The MICROSCOPE space mission has achieved record accuracy in verifying physics’ “equivalence principle”, which tests Einstein’s general relativity, according to several studies whose results were presented on Wednesday.
Launched in 2016, MICROSCOPE was installed in orbit at an altitude of 710 km, and provided data for two and a half years.
The micro-satellite, built by the CNES (National Center for Space Studies), housed two T-SAGE accelerometers from ONERA, the French center for aerospace research. The latter was also responsible for data processing, thanks to the simulation and data processing tools developed by the Côte d’Azur Observatory.
It all starts with Galileo, in the 17th century, who postulated that by releasing two bodies of distinct mass and composition at the same time, they hit the ground at the same time. Three centuries later, an astronaut of the Apollo XV mission will illustrate this by dropping, apparently at the same speed, a feather and a hammer on the surface of the Moon.
Meanwhile, Newton postulated the “principle of equivalence” between the gravitational force and the force of inertia that a body would undergo in a situation of acceleration.

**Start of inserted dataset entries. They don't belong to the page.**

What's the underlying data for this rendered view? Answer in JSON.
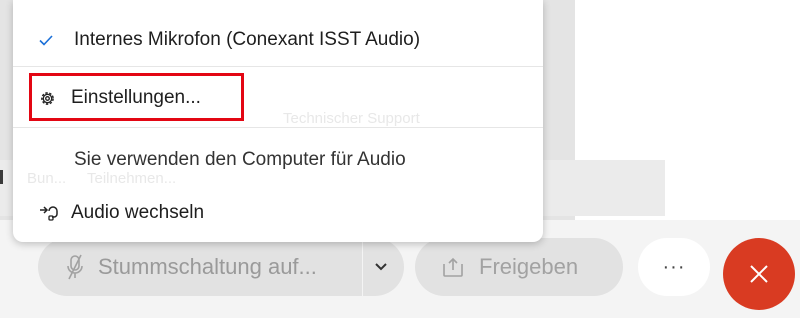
{
  "background": {
    "faded_support_text": "Technischer Support",
    "faded_row_text_1": "Bun...",
    "faded_row_text_2": "Teilnehmen..."
  },
  "menu": {
    "items": [
      {
        "label": "Internes Mikrofon (Conexant ISST Audio)",
        "icon": "checkmark-icon",
        "selected": true
      },
      {
        "label": "Einstellungen...",
        "icon": "gear-icon",
        "highlighted": true
      },
      {
        "label": "Sie verwenden den Computer für Audio"
      },
      {
        "label": "Audio wechseln",
        "icon": "switch-audio-icon"
      }
    ]
  },
  "controls": {
    "mute_label": "Stummschaltung auf...",
    "share_label": "Freigeben",
    "more_label": "···"
  },
  "colors": {
    "end_call": "#d93b22",
    "highlight_border": "#e30613",
    "checkmark": "#1a6fd8"
  }
}
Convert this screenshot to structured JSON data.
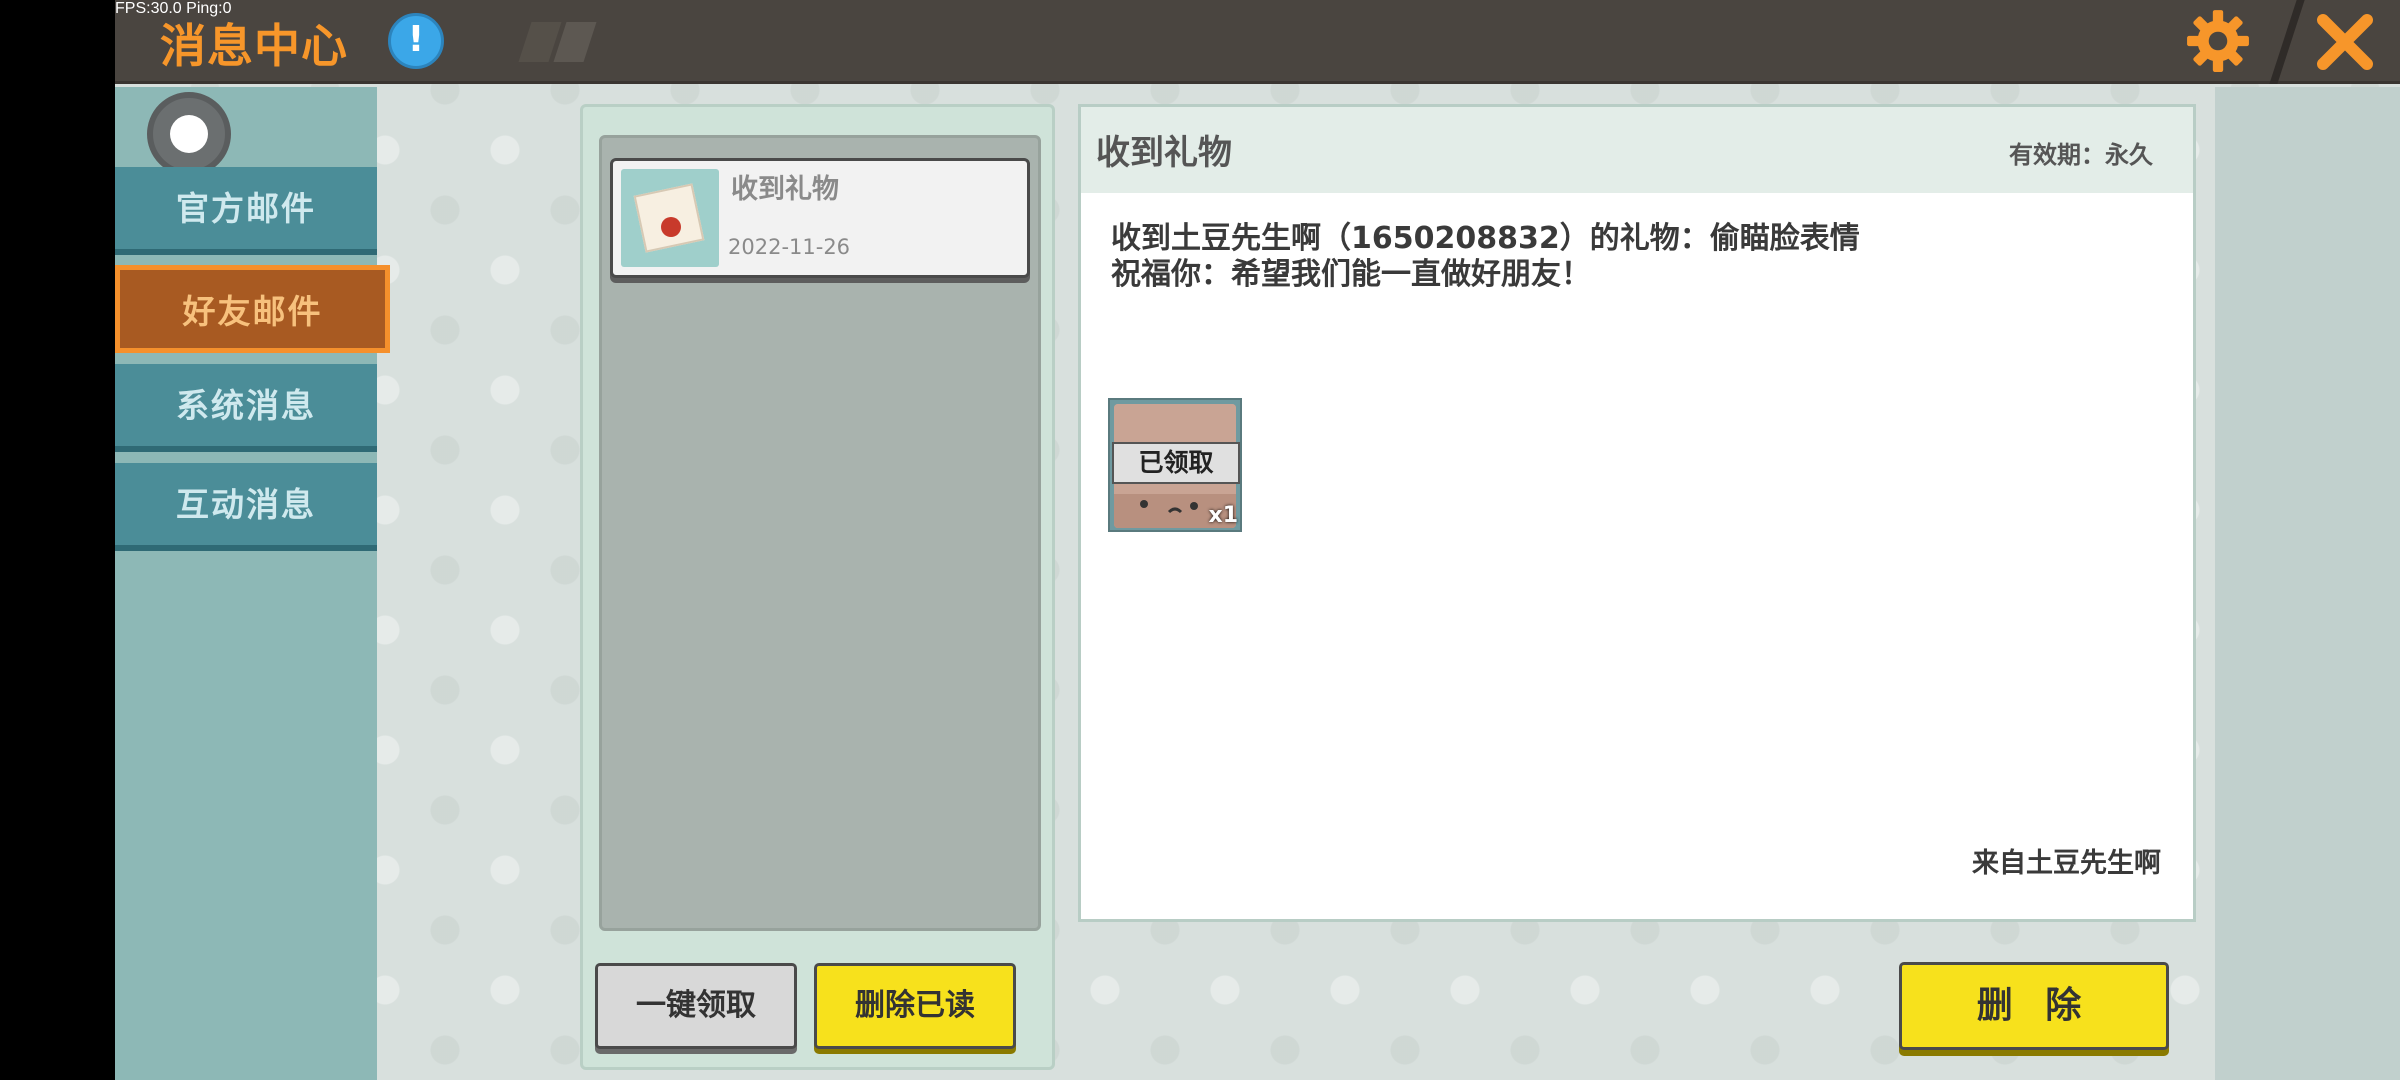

This principle is a pillar of Albert Einstein’s theory of relativity, which describes gravitation as a curvature of spacetime distorted by matter.
It has been verified on Earth with a degree of relative precision up to the 13th decimal place in 2007. But space is the ideal environment to go further, freeing itself from multiple disturbances specific to the Earth’s surface.
The result presented on Wednesday, which is the subject of publications in the prestigious journals Physical Review Letters and Classical Quantum Gravity, verifies the principle of equivalence with a measurement precise to the fifteenth decimal place.
MICROSCOPE has compared, using an accelerometer, the forces necessary to keep two cylinders of different mass and composition immobile, suspended in a small vacuum container and subjected to the Earth’s gravitation.
To verify the principle of equivalence was to verify that the two forces were equal. All with a precision whose “equivalent would be to measure the weight of a fly on a super-tanker of 500,000 tonnes”, explained Manuel Rodrigues, an experiment manager at ONERA, presenting the results to the CNES headquarters.
The performance of the measurement was based both on a satellite control system making it possible to obtain almost perfect stability, and on data processing correcting spurious signals, such as for example “cracks” due to deformations of the coating isolating the machine under the effect of the sun.
Future projects, such as MICROSCOPE2, aim to further refine the measurement. With the challenge of further testing one of the pillars of the theory of general relativity. And beyond that, to test the models aiming to unify the theory of relativity with quantum theory, which for the most part predict violations of the principle of equivalence.